How to manage strategic transformation.

Am I reaching each and every employee—in production and in administration? The remote workers too? Emotional proximity has a motivating effect. Leaders who utilize intuition foster a sense of security. Photo: Porsche Consulting / Michael Pleesz

Disruptive technologies. New business models. Digitalization. And not least, unforeseeable global events like the Covid-19 pandemic. The dynamics of transformation encompass all business contexts. Clearly, transformations are essential for companies to remain relevant and successful. The central challenge of this process: getting the entire workforce on board and leaving nobody behind. Those affected need to be included and activated to help drive the necessary changes, so that a motivating sense of being an important part of the transformation can grow from within.
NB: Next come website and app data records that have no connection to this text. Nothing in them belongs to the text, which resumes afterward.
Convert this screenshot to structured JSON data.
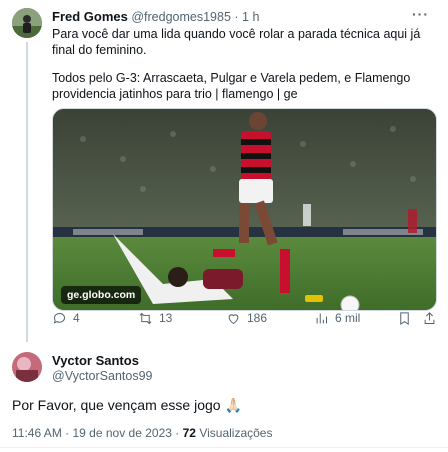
{
  "tweet": {
    "author_name": "Fred Gomes",
    "author_handle": "@fredgomes1985",
    "separator": "·",
    "time": "1 h",
    "more_label": "···",
    "text_line1": "Para você dar uma lida quando você rolar a parada técnica aqui já final do feminino.",
    "text_line2": "Todos pelo G-3: Arrascaeta, Pulgar e Varela pedem, e Flamengo providencia jatinhos para trio | flamengo | ge",
    "media_watermark": "ge.globo.com",
    "actions": {
      "replies": "4",
      "retweets": "13",
      "likes": "186",
      "views": "6 mil"
    }
  },
  "reply": {
    "author_name": "Vyctor Santos",
    "author_handle": "@VyctorSantos99",
    "text": "Por Favor, que vençam esse jogo 🙏🏻",
    "time": "11:46 AM",
    "separator1": "·",
    "date": "19 de nov de 2023",
    "separator2": "·",
    "views_count": "72",
    "views_label": "Visualizações"
  },
  "colors": {
    "text_primary": "#0f1419",
    "text_secondary": "#536471",
    "thread_line": "#cfd9de",
    "jersey_red": "#c8102e",
    "jersey_black": "#111111",
    "pitch_green": "#4f7d36"
  }
}
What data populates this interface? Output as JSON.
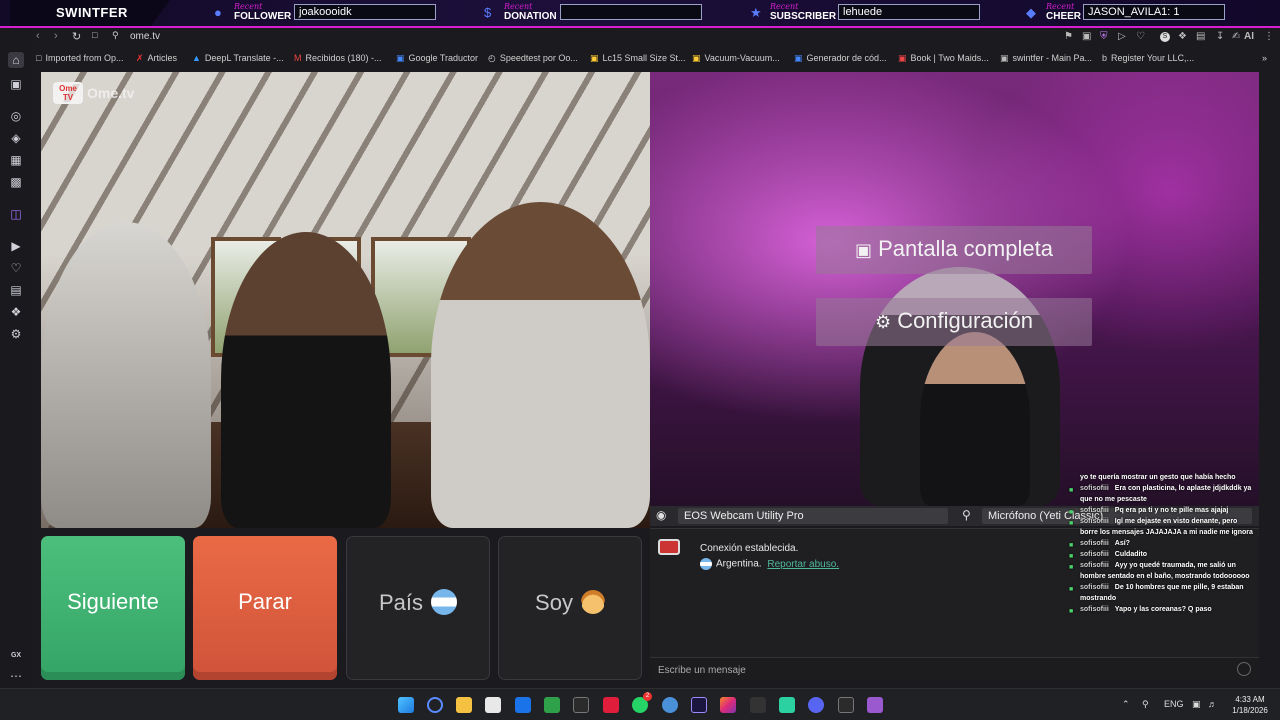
{
  "overlay": {
    "brand": "SWINTFER",
    "groups": [
      {
        "recent": "Recent",
        "label": "FOLLOWER",
        "value": "joakoooidk",
        "icon": "person-icon"
      },
      {
        "recent": "Recent",
        "label": "DONATION",
        "value": "",
        "icon": "dollar-icon"
      },
      {
        "recent": "Recent",
        "label": "SUBSCRIBER",
        "value": "lehuede",
        "icon": "star-icon"
      },
      {
        "recent": "Recent",
        "label": "CHEER",
        "value": "JASON_AVILA1: 1",
        "icon": "diamond-icon"
      }
    ]
  },
  "browser": {
    "url": "ome.tv",
    "bookmarks": [
      "Imported from Op...",
      "Articles",
      "DeepL Translate -...",
      "Recibidos (180) -...",
      "Google Traductor",
      "Speedtest por Oo...",
      "Lc15 Small Size St...",
      "Vacuum-Vacuum...",
      "Generador de cód...",
      "Book | Two Maids...",
      "swintfer - Main Pa...",
      "Register Your LLC,..."
    ],
    "sidebar_label": "GX",
    "ai_label": "AI"
  },
  "video": {
    "watermark": "Ome.tv",
    "logo_text": "Ome TV",
    "fullscreen_label": "Pantalla completa",
    "settings_label": "Configuración"
  },
  "devices": {
    "camera": "EOS Webcam Utility Pro",
    "microphone": "Micrófono (Yeti Classic)"
  },
  "controls": {
    "next": "Siguiente",
    "stop": "Parar",
    "country": "País",
    "gender": "Soy"
  },
  "chat": {
    "status": "Conexión establecida.",
    "country": "Argentina.",
    "report": "Reportar abuso.",
    "input_placeholder": "Escribe un mensaje"
  },
  "stream_chat": [
    {
      "user": "",
      "text": "yo te quería mostrar un gesto que había hecho"
    },
    {
      "user": "sofisofiii",
      "text": "Era con plasticina, lo aplaste jdjdkddk ya que no me pescaste"
    },
    {
      "user": "sofisofiii",
      "text": "Pq era pa ti y no te pille mas ajajaj"
    },
    {
      "user": "sofisofiii",
      "text": "Igl me dejaste en visto denante, pero borre los mensajes JAJAJAJA a mi nadie me ignora"
    },
    {
      "user": "sofisofiii",
      "text": "Así?"
    },
    {
      "user": "sofisofiii",
      "text": "Culdadito"
    },
    {
      "user": "sofisofiii",
      "text": "Ayy yo quedé traumada, me salió un hombre sentado en el baño, mostrando todoooooo"
    },
    {
      "user": "sofisofiii",
      "text": "De 10 hombres que me pille, 9 estaban mostrando"
    },
    {
      "user": "sofisofiii",
      "text": "Yapo y las coreanas? Q paso"
    }
  ],
  "taskbar": {
    "lang": "ENG",
    "time": "4:33 AM",
    "date": "1/18/2026",
    "badge": "2"
  }
}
“In 80 percent of cases, transformations fail due to—often passive—resistance on the part of employees, and simultaneously due to insufficient abilities to guide and foster change on the part of their leaders,” explains Dr. Wolfgang Freibichler, a partner at Porsche Consulting and an expert in new and successful modes of collaboration. He supports top managers in guiding their transformations. “Interestingly, one of the main reasons why transformations stall or fail has to do with a scientifically outdated understanding of how the brain works,” he continues. The expert is convinced that insights from behavioral economics make it possible “to reach people not only on rational but also instinctual levels.” Freibichler and his team of specialists have identified five forces with the ability to spur and safeguard necessary changes.

Read the full article in Porsche Consulting Magazine